NHDP - GOP Senator Sanborn Tweets GOP Real Budget Strategy

Concord – New Hampshire Republicans have been delaying budget negotiations, refusing to consider any additional revenue sources to avoid mass layoffs, and have yet to respond to the House’s latest proposed compromise for Medicaid expansion.  This evening Republican State Senator Andy Sanborn revealed why – Republicans want to shut down the budget process and go backwards to the disastrous Bradley-O’Brien budget that killed hundreds of New Hampshire jobs and made the largest cut to public higher education in American history.
“Under a continuing resolution with current budget, taxpayers will save $1.64 Million a day maybe not a bad thing....” wrote Sanborn from his Senate Twitter account
“While claiming to be negotiating in good faith and looking for compromise Senate Republicans have clung to their Tea Party ideology, rejecting commonsense compromise proposals – and now we know why.  Their real plan is go to back to the reckless and irresponsible Bradley-O’Brien budget,” said New Hampshire Democratic Party Communications Director Harrell Kirstein.  “Republicans are itching to run out the clock, continue the Bradley-O’Brien budget that results in severely under-funding mental health, higher education, and investment in priorities that will grow the economy.”
The reckless and irresponsible Bradley-O’Brien budget went into effect in July of 2011, and in just months slowed New Hampshire’s job growth, hurting the economy.  An article in the Portsmouth Herald, directly linked more than 1,300 New Hampshire workers losing their jobs with cuts in the Bradley-O’Brien budget. [Portsmouth Herald, 8/31/2011
More than 5,000 Granite Staters protested on the State House lawn against the budget, and public polling showed voters strongly disapproved of the Republican dominated legislature, calling it one of the biggest problems facing the state. 
“Only Republicans want to go back to the Bradley-O’Brien budget and relive the damage it did to health care, education and the economy in New Hampshire,” continued Kirstein.  “Republicans need to put their ideology aside and honestly work to find a compromise.  After countless Republicans’ obstructionist delays and admissions like the one from Senator Sanborn, voters will have no trouble identifying who to blame if a compromise can’t be reached.”
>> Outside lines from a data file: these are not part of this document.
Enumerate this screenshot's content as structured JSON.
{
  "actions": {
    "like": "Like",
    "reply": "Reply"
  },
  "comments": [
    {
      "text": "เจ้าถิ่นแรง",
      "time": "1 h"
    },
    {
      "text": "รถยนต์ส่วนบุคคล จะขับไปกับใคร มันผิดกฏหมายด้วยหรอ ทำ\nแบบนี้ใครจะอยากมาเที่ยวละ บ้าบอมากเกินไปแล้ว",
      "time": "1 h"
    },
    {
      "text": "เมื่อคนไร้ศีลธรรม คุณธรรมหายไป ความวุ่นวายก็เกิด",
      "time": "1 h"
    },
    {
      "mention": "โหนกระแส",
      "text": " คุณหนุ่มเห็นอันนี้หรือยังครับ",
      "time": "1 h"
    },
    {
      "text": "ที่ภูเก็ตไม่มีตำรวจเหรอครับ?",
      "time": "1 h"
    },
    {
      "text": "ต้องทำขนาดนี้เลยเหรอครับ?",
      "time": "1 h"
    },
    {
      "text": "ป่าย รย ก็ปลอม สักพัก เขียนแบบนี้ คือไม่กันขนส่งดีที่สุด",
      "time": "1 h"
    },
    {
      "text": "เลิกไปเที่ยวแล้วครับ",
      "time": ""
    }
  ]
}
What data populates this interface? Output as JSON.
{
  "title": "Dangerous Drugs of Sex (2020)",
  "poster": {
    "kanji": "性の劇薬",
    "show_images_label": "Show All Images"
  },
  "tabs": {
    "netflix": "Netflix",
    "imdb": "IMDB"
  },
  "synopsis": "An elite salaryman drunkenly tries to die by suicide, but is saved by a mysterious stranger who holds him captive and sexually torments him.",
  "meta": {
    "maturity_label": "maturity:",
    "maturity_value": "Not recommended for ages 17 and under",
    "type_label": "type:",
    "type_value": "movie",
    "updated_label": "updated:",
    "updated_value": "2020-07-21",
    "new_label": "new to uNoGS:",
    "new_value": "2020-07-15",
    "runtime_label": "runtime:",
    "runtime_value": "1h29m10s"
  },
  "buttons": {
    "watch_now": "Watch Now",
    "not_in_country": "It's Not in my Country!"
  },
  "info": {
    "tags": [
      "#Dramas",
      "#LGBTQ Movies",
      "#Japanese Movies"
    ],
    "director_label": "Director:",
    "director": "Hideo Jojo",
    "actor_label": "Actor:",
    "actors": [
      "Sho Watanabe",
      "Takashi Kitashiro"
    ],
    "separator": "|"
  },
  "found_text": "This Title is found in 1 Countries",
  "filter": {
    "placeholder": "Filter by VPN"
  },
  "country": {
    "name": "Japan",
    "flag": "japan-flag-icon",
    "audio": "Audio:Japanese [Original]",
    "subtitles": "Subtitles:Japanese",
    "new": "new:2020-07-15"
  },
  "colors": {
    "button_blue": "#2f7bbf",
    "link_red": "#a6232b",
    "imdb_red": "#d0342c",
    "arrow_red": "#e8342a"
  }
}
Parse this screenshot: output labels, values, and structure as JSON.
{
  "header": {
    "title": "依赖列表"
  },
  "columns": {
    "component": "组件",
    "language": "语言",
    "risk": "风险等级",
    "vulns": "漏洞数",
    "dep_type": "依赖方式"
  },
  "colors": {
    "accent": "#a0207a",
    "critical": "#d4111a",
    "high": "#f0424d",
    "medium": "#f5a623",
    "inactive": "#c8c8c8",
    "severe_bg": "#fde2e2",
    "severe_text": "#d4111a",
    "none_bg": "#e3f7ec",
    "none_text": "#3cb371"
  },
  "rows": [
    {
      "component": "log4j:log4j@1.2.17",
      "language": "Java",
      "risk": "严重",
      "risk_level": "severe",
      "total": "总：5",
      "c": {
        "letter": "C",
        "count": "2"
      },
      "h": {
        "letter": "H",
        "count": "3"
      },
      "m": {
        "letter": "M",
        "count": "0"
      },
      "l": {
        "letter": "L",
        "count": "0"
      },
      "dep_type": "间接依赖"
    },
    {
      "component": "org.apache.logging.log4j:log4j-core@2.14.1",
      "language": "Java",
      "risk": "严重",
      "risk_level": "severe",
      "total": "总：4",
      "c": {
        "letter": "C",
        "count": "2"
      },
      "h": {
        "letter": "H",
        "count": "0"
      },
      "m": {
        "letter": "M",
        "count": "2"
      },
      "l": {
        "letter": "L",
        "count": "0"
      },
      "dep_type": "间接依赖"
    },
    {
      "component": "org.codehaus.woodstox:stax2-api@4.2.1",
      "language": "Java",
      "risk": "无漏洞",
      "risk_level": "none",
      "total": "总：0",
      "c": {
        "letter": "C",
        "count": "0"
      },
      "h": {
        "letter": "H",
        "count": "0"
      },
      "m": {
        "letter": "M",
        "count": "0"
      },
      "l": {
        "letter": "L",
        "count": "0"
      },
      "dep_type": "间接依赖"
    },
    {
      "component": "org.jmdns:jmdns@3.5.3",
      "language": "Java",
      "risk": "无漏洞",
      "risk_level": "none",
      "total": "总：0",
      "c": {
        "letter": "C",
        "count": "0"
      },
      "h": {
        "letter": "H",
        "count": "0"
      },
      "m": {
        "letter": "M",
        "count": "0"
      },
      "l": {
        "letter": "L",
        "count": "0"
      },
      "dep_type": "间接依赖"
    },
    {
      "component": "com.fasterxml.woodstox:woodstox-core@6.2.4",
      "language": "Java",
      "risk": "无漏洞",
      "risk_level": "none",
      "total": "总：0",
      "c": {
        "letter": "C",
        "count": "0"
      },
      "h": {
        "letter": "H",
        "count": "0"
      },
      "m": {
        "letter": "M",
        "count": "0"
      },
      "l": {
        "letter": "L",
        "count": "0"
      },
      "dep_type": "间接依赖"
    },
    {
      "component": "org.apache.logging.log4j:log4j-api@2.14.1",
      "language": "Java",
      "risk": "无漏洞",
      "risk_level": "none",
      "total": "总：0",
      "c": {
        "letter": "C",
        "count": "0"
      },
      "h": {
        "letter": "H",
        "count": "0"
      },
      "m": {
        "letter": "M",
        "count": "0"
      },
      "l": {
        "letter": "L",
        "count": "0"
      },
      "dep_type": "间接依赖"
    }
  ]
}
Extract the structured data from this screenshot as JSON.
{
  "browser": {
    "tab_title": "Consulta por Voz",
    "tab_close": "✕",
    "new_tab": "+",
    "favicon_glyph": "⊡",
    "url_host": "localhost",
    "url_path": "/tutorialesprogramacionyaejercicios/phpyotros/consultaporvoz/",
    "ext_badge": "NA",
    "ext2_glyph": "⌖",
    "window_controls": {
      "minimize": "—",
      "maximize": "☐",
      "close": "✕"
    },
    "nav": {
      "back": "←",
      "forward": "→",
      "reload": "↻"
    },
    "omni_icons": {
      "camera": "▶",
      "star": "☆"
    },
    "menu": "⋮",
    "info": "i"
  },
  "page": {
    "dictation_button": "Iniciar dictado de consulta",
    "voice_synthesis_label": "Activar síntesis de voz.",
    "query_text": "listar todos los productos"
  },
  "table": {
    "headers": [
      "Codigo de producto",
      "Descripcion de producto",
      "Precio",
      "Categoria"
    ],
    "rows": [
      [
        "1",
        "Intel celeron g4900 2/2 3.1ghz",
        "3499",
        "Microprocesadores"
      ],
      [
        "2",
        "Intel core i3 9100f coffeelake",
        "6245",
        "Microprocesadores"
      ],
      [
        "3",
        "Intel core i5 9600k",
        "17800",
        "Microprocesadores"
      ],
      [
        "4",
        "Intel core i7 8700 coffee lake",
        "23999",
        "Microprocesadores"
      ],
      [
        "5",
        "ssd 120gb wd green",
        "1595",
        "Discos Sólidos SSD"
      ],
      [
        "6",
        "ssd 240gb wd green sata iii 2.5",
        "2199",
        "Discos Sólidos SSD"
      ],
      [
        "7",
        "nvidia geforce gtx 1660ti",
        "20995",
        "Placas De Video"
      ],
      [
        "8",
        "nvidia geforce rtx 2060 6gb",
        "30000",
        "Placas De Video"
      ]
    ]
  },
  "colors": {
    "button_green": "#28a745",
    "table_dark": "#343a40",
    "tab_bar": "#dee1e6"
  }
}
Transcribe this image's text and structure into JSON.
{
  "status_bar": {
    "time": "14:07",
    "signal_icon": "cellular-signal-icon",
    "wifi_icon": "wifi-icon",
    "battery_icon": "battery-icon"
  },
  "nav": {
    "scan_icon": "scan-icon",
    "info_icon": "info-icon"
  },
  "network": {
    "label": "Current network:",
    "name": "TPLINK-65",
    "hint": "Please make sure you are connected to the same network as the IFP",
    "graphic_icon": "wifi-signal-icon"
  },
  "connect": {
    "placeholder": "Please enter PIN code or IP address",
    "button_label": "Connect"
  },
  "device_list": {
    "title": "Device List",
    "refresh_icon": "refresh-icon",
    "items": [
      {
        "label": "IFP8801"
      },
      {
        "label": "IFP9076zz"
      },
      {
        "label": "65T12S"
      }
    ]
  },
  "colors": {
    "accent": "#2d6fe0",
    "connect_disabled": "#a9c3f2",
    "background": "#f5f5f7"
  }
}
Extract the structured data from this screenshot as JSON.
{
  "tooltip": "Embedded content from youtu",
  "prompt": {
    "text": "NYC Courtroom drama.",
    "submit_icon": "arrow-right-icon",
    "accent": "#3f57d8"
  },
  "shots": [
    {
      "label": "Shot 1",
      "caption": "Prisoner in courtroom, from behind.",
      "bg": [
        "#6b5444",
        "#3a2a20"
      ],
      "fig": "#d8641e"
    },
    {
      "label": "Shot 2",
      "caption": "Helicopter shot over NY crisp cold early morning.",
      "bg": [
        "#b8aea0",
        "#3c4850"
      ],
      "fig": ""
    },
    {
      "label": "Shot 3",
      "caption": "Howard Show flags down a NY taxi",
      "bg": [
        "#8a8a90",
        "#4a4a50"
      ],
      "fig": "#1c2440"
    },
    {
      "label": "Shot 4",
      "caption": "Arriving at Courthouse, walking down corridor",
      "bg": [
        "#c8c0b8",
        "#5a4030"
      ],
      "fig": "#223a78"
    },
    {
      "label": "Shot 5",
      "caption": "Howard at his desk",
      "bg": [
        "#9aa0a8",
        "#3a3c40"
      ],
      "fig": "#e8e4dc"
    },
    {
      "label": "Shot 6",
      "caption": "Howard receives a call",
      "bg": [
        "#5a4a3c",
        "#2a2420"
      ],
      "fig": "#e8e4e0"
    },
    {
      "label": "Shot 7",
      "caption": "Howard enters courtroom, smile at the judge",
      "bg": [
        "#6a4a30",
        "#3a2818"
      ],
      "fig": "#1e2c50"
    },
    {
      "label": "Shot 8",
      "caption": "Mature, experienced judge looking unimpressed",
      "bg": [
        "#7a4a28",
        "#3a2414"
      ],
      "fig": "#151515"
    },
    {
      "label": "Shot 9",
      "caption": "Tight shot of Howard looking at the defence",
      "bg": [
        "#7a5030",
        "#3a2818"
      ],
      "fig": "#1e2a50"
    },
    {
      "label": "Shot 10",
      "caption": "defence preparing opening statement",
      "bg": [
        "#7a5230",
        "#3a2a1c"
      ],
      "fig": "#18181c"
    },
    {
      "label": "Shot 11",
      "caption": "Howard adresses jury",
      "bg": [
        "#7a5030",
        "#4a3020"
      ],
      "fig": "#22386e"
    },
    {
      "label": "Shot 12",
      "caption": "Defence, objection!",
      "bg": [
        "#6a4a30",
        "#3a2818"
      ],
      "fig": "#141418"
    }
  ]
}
Josiah Bartlett Center - Conference Committees, 1977, and What Happens in NH Doesn't Have a Budget? 

Weekly Update from the
Josiah Bartlett Center

Keeping you up to date on our latest research
on the issues impacting New Hampshire

Just before dawn in the early morning of Friday, July 1, the New Hampshire House and Senate recessed with no budget and no legal authority for the government to operate. Closing up shop at 5:00 am, budget negotiators retreated to Howard Johnson’s for a quick breakfast after a sleepless night of fruitless negotiation. This was 1977 and the budget crisis would last for four months before resolution... Click here to keep reading.


Off Budget: What Happens if NH Doesn't Have a Budget?

Questions and Answers

What happens if there is no state budget by June 30? With the House and Senate at such odds on the matter, it is a distinct possibility. It would not be that unusual either. New Hampshire has resorted to temporary budget six times since the end of World War II: 1949, 1955, 1959, 1971, 1977, and 2003... Click here to keep reading


NH fills 400 vacant positions despite hiring freeze

Hassan has not denied a single request

A hiring freeze put in place five years ago by Governor John Lynch is doing little to prevent state agencies from filling their vacant positions, as the Governor’s Office has issued 436 waivers so far this Fiscal Year. Governor Maggie Hassan has not denied a single request to waive the hiring freeze in her first six months in office... Click here to keep reading.


National Unemployment up to 7.6%

Mixed Data in the Jobs Report

The national unemployment rate grew to 7.6% in May, up from 7.5% in April. That increase translates to 101,000 additional unemployed persons... Click here to keep reading.